Music can have a powerful effect on the moods and attitudes of groups of people, not just individuals.
Those choosing the music in this situation need to cater for different personalities and tastes, and even possibly nationalities and cultures, in the group. Listening to a well chosen communal playlist, for example in the locker room before an event, enhances team spirit and promotes the team’s social togetherness.
Often in sport, certain songs can become associated with a particular team. These can be taken from an outside context and made meaningful by a shared experience. This can be significant when thinking about the team’s relationship with its fans.
Some sports teams can also have distinctive cheers (of course!) or crowd chants. This allows fans to express their support for the team, and act to affirm the shared pride in the team between team members and audience.
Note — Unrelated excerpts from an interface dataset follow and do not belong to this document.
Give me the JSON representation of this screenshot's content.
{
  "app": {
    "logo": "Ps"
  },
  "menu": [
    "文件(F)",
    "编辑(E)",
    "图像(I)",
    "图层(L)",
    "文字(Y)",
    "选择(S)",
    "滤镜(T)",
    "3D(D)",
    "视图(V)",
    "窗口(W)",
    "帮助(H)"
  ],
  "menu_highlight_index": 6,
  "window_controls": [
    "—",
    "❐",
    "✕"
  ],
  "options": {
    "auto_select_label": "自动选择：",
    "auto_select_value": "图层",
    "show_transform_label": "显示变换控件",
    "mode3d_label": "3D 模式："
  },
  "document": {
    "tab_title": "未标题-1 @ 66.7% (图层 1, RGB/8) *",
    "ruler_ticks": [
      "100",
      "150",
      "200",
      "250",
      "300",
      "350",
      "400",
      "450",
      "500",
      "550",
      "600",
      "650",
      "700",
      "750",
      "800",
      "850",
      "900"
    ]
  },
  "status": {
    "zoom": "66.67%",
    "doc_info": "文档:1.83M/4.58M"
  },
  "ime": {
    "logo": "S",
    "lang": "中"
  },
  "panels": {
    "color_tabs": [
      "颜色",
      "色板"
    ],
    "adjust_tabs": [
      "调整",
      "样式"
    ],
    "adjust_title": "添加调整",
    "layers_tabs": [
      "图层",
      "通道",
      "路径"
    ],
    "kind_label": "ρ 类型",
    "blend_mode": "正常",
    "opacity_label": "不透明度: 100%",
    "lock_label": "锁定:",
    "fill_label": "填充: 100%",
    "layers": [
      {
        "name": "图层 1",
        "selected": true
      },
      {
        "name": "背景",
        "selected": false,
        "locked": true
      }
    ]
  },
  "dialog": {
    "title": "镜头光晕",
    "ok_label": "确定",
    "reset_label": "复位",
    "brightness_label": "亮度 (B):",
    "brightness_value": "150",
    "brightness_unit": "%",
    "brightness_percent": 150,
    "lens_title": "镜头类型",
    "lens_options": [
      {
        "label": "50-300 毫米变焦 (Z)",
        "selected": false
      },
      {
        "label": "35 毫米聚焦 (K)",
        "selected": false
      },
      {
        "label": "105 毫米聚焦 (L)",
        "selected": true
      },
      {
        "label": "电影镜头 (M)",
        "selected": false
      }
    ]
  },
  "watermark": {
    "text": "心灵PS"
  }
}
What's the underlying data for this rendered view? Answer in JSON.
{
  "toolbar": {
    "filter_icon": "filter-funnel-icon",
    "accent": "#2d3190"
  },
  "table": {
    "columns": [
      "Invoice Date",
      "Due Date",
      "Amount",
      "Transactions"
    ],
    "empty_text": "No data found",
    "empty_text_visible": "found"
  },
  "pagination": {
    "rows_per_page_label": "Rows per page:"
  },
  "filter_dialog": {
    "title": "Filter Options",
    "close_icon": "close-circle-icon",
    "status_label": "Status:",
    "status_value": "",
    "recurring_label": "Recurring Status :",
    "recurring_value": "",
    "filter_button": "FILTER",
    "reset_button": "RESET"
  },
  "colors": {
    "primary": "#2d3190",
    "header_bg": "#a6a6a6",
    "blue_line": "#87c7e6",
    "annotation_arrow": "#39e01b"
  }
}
When you love the music
The benefits outlined above are optimised when there is a synergy between the basic properties of the music itself, such as its tempo, and the tastes and experiences of the listener, informing how they react to the mood and message of the music.
In other words: a Jess Glynne fan will ‘kill it’ when performing a routine to one of Jess’ tracks. And the judges and audience will respond more favourably if they are fans, too.
So there is no one-size-fits-all approach to music choice in sport - just like in music generally.
Athletes will train, learn and perform best, and routines will have the biggest impact on judges and audiences when the routine is set to the artists and music they love.
So the more popular the artist performing the song and the more popular the song, the better your odds of achieving optimum results throughout every aspect of your sport - from physical conditioning through ease of learning routines, athlete motivation, teamwork, preparation and the quality of the performance to the judges and audience reaction to it.
The benefits of music in sport:
- Improves endurance and athletic performance by reducing perceived effort, yet increasing output during training - steady rhythms of 125 - 140 bpm are optimum.
- Helps athletes learn routines faster by promoting the formation of the required neural pathways.
- Can calm an athlete, reducing pre-performance stress and anxiety.
- Can motivate an athlete to produce a better performance.
- Athletes can block distractions to pre-visualise more easily and get into ‘the zone’ during their performance.
- Enhances team spirit, and the bond between team and audience.
- The effects are magnified by music that the athlete, audience or judge love.
This article was prepared using an overview of extensive worldwide research created by Professor Costas Karageorghis and his team at Brunel University in London. See the papers below for more details: